Do we ditch the judges? That is the question many of us have been pondering for the last few years. I have been trialing actively for the last 7 years or so and have experienced mostly judged trials, mostly in ASCA (Australian Shepherd Club of America). I have noticed things have changed a lot in the last five years or so. And these changes have pushed me to contemplate alternative trialing opportunities. I have actually done more than contemplate, I have started to play in the time and points arena.
A few years ago, I met with one of my mentors and big time Border Collie trainer of winning dogs and one of his clients.

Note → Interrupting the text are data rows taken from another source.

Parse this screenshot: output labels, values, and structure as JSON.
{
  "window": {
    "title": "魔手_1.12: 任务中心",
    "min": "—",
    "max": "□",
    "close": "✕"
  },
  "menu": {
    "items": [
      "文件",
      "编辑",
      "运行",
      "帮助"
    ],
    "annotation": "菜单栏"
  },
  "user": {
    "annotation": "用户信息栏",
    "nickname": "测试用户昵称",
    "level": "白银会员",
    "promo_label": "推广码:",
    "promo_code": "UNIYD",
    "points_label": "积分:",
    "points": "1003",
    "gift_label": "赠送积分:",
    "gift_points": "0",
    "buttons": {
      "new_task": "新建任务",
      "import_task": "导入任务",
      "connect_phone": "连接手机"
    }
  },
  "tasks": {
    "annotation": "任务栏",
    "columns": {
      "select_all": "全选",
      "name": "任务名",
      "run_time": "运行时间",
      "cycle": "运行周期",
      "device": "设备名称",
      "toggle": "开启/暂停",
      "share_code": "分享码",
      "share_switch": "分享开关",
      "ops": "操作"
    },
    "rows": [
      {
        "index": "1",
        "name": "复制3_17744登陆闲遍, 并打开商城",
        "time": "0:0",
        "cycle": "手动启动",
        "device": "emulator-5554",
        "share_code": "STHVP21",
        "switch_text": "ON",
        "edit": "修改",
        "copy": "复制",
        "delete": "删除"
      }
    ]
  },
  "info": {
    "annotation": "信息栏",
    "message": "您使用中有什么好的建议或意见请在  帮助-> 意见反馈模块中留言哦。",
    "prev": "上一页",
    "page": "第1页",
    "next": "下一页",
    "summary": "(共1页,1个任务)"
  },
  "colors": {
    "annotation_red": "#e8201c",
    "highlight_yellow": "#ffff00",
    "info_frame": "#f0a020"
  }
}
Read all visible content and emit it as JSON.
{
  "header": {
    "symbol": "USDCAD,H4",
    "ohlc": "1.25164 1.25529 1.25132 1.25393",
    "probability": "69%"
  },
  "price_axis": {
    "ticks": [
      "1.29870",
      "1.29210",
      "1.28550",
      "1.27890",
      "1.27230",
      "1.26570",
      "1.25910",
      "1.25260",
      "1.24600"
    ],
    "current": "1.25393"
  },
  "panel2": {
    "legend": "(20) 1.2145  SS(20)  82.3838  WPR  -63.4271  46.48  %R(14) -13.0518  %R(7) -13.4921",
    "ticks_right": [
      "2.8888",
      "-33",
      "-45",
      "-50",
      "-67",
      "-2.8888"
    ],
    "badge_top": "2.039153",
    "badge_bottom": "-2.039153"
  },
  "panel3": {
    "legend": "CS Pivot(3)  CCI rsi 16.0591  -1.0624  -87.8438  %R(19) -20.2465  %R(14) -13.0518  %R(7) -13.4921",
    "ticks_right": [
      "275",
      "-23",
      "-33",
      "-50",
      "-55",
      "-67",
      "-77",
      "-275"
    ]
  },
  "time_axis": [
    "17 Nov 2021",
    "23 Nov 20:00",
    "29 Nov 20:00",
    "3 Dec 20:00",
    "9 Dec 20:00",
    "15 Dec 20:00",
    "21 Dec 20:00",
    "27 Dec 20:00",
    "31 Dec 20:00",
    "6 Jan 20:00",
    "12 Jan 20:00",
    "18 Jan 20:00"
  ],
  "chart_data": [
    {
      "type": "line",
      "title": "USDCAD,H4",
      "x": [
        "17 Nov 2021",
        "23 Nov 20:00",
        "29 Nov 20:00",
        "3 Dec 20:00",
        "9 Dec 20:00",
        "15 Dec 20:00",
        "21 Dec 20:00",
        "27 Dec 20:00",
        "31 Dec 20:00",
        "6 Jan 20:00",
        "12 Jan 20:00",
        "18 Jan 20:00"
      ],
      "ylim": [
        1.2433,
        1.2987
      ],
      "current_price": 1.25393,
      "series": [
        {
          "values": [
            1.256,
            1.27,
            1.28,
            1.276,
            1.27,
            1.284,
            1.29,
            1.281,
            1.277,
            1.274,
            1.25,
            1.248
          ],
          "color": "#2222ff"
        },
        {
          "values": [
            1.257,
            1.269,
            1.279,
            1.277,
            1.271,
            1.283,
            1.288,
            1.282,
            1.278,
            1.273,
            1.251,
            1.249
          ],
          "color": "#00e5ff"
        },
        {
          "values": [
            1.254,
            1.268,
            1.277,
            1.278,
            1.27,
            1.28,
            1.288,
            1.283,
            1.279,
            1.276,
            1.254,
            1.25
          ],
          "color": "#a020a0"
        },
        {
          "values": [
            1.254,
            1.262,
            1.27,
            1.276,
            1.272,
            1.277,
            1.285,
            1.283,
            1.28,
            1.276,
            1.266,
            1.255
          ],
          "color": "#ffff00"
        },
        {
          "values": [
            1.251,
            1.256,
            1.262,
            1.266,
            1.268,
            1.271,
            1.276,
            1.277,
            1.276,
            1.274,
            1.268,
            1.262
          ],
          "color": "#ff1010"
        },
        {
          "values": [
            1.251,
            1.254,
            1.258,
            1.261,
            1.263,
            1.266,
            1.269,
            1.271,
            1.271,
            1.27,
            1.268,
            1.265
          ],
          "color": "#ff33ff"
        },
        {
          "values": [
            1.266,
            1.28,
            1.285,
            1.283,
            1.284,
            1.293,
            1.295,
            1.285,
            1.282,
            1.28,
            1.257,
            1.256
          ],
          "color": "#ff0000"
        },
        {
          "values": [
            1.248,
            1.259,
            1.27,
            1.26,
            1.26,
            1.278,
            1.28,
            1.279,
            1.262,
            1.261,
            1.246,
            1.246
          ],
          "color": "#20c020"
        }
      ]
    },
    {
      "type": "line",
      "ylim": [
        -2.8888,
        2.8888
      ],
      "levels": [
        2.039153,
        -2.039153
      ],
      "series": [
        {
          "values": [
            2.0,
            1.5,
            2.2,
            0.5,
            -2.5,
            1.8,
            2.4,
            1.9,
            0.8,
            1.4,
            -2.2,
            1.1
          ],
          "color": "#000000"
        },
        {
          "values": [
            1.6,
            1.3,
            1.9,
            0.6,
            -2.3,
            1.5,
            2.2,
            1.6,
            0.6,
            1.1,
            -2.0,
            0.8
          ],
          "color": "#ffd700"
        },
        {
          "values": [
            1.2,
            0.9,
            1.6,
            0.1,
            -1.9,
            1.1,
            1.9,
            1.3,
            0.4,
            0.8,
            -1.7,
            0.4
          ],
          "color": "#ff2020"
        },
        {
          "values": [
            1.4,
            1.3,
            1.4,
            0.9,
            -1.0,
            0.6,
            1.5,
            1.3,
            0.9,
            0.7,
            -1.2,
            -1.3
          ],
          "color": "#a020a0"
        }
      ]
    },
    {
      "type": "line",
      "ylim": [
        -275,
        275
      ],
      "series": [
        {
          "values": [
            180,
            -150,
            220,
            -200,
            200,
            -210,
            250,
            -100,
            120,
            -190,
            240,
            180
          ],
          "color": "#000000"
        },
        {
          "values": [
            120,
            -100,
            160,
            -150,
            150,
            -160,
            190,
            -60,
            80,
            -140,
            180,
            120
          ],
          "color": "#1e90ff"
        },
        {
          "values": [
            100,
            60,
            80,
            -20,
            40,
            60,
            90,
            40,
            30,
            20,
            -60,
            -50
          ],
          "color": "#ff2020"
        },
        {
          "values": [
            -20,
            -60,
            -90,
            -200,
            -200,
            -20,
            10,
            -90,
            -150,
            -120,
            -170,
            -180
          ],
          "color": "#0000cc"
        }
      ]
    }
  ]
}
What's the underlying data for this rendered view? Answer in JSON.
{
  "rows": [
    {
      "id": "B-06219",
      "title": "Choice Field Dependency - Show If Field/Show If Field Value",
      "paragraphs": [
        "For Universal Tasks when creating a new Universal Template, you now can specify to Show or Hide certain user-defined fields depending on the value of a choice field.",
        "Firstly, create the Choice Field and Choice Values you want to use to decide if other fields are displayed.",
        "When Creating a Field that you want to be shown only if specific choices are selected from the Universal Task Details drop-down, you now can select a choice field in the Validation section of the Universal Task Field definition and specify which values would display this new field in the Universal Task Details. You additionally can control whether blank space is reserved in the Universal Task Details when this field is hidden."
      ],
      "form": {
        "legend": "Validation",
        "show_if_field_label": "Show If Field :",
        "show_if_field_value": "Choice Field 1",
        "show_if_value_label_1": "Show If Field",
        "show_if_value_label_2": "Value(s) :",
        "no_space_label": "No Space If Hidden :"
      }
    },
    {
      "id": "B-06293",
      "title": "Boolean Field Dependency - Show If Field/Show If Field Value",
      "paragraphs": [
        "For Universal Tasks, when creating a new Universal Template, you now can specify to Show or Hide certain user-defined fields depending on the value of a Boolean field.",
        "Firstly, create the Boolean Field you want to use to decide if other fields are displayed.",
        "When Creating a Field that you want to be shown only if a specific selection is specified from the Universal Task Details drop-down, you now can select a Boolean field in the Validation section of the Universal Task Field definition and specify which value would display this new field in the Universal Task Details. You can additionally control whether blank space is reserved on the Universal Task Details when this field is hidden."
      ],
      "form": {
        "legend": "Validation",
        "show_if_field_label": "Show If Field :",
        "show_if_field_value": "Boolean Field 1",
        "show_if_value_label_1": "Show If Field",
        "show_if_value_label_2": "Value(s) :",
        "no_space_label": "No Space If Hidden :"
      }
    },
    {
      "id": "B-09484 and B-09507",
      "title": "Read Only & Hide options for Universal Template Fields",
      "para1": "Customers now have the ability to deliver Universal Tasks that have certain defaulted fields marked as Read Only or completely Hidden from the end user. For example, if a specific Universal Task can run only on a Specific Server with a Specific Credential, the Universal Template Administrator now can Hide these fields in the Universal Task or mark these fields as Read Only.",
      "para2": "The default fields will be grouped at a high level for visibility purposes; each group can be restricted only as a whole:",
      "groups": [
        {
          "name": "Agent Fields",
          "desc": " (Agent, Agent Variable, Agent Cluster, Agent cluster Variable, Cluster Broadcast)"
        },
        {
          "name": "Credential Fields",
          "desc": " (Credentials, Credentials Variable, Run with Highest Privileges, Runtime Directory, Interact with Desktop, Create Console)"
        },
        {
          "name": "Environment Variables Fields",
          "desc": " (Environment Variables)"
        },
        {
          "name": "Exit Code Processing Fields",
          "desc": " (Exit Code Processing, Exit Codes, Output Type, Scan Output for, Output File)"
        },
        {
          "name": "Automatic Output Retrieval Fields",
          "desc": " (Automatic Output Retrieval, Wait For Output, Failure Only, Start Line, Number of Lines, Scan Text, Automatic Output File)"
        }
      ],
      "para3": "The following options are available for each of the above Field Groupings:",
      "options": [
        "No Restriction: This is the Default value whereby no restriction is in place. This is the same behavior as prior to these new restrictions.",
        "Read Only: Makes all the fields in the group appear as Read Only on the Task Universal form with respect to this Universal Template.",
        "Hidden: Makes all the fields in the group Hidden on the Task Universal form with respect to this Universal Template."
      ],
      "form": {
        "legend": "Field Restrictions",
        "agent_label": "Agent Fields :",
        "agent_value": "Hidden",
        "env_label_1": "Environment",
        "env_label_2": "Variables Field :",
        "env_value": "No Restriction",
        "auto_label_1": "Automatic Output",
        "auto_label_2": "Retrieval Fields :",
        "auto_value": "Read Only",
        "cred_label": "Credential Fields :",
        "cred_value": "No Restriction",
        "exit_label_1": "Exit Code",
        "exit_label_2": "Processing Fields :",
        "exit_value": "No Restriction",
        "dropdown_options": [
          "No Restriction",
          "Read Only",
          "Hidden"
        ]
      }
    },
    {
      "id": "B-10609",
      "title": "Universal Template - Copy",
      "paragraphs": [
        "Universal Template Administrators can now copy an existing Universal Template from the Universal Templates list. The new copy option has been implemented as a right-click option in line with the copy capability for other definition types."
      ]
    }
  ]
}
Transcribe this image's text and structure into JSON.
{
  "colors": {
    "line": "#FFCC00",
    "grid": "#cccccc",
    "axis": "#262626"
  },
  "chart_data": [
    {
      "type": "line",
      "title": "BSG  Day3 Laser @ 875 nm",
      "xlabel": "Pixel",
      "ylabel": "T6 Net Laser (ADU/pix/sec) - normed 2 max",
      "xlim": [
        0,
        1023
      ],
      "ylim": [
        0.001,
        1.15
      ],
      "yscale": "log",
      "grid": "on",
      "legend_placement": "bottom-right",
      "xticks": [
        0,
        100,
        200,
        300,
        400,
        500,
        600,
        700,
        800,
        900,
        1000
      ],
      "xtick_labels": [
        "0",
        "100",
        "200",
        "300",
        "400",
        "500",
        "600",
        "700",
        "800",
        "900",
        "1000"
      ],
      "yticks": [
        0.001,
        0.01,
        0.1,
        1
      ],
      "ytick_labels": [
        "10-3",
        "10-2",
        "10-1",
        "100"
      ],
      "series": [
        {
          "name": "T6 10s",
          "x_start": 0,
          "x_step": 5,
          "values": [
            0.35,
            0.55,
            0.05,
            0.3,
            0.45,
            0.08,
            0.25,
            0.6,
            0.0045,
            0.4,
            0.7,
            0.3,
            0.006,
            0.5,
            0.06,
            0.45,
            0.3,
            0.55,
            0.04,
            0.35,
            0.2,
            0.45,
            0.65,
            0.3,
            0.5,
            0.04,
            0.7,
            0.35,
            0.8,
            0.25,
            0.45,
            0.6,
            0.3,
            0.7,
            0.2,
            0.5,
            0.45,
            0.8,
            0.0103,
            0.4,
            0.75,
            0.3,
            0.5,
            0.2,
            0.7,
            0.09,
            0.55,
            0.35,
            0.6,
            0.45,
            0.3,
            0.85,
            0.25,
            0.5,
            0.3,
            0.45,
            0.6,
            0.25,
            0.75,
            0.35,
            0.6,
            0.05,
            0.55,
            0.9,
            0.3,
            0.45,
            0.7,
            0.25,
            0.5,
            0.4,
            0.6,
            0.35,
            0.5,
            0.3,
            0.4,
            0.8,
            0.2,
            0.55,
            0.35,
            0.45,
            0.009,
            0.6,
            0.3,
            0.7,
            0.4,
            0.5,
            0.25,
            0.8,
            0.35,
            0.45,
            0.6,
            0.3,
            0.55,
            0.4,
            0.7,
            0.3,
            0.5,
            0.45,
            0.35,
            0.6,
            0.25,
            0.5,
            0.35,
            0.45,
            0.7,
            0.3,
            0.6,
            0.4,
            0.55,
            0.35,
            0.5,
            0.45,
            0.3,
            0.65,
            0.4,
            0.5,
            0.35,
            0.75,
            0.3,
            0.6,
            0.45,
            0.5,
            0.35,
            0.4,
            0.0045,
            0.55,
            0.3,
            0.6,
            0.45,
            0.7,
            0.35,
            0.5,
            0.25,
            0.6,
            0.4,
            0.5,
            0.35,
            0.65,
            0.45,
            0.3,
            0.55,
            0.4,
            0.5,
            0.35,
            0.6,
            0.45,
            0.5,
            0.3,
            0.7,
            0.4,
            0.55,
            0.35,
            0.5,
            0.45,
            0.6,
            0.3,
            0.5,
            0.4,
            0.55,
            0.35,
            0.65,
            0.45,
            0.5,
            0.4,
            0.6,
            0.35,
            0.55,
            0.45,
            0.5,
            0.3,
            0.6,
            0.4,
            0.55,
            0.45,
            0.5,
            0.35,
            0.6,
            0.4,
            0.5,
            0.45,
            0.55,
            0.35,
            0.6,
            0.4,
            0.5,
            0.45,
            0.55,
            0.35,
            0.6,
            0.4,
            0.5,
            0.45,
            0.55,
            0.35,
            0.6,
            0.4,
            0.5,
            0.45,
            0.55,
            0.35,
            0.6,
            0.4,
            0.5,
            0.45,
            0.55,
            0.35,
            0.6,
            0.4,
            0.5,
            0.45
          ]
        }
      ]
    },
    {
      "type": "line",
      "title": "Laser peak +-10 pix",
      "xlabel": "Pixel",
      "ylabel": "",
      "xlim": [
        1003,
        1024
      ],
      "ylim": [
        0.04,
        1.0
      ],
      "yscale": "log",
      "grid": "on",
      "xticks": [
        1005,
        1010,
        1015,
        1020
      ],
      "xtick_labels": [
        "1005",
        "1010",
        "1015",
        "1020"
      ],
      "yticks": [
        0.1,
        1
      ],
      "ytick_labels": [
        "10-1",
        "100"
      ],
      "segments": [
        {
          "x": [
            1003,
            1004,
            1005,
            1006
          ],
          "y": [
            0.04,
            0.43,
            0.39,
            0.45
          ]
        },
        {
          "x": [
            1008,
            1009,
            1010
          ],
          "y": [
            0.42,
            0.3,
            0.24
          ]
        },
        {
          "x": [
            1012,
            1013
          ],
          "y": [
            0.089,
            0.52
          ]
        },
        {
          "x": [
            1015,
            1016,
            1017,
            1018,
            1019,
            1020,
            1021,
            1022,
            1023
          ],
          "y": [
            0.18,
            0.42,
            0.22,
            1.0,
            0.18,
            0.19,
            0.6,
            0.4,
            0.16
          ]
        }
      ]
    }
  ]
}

I was at the time working on a time and points version of trialing for ASCA. I wanted some outside input. I was feeling uneasy about breaking away from judged programs. The three of us sat down to lunch. I asked, “Tell me all the bad things about time and points trials.” My mentor paused and slowly said, “Well sometimes the dogs can run the stock too hard.” The other gentleman, a winning trialer agreed.
I then asked, “Now tell me all the bad things about judged trials.” I barely got the words out when they both started in on a litany of issues. Both of them talking over each other…The issues were all the same ones I was experiencing and observing. So it seemed pretty clear to me that I was actually on the right track with what I was seeing.
So a few of us got together to put a time and points program together for ASCA. It went no where. It looks like it might be getting a new chance soon, but we will see. There are too many issues in ASCA to really make a program like that shine. We need something new and untarnished.
I have run a couple of time and points trials now. And I have struggled a bit, as I knew I would. It is always hard to try something new. I knew in advance I was going to suck for awhile. I accepted that and I am embracing the suck right now. I am learning. The flow and rhythm is different. I also know that I will get past this awkward phase and succeed soon enough.
I have watched literally hundreds of time and points runs, mostly border collies. I haven’t seen one incident of stock abuse. I have seen good dogs and bad dogs. It always comes down to training and instinct. The best trained dog wins the day, almost always. I do have to say I did see a rodear (horseback) run once where the wild dog who had little control and little training beat the trained dogs because he made the hardest obstacle worth the most points, because he was running tight. The only obstacle I can think of where a tight running dog would do the best. But for the most part the best dogs win. And just in case you want to use this example to support the judged trials’ case, don’t. I have seen plenty of judged runs where the best dog didn’t win.
I recently hosted my first MSSA (Mountain States Stockdog Association) trial here weekend before last. I noticed a few things. Most poignant was, during my last cattle run, I was running Copper, of course. He messed up and was a bit wild at the start, so he missed the first fetch panel. I slowed him down and made him finish is correctly. Then he laid down a beautiful run. It occurred to me during that run, that I was just out here working my dog. We were getting judged only on the work we completed. We only got points for the obstacles we finished and no one was judging how I was running, or if my dog was obeying, or working the way the judge liked. There are no biases. There are only facts. There is no cheating. Everyone can see what you did or didn’t do. Judges’ friends don’t get higher scores, the dog’s style doesn’t matter. The only thing that matters is what the dog accomplishes in the event.
So, do we ditch the judges?
Another benefit of the time and points trial- anyone can judge. I don’t have high judges expenses. Also, I was able to get stock set up and loaded with my dog and run my dog and nobody took pictures and threatened to disqualify me. I judged and ran my dog! Nobody cared. Someone else just stepped in and judged my run. Nobody griped about the stock. Nobody tried to count pens and get a special set of stock or avoid a set they didn’t want. Everyone was grateful to run and have fun! Trialers embraced the obstacles and we even made a change to an entrance of an obstacle during the walk through to make it more realistic! It was a trial that counted towards finals, but it felt more like a fun day.
I don’t think time and points resolves all of the issues in the trial program, but it sure fixes some of them. The playing field is leveled. The dogs are given points for work they accomplish. The best trained dogs usually win. The costs of the events are much lower.
I am going to continue along this adventure and see where it takes me. I am hoping some of you will join me in the process. It’s time to step up. Our dogs are worth it. The world needs to see well trained talented Working Australian Shepherds playing with the big boys!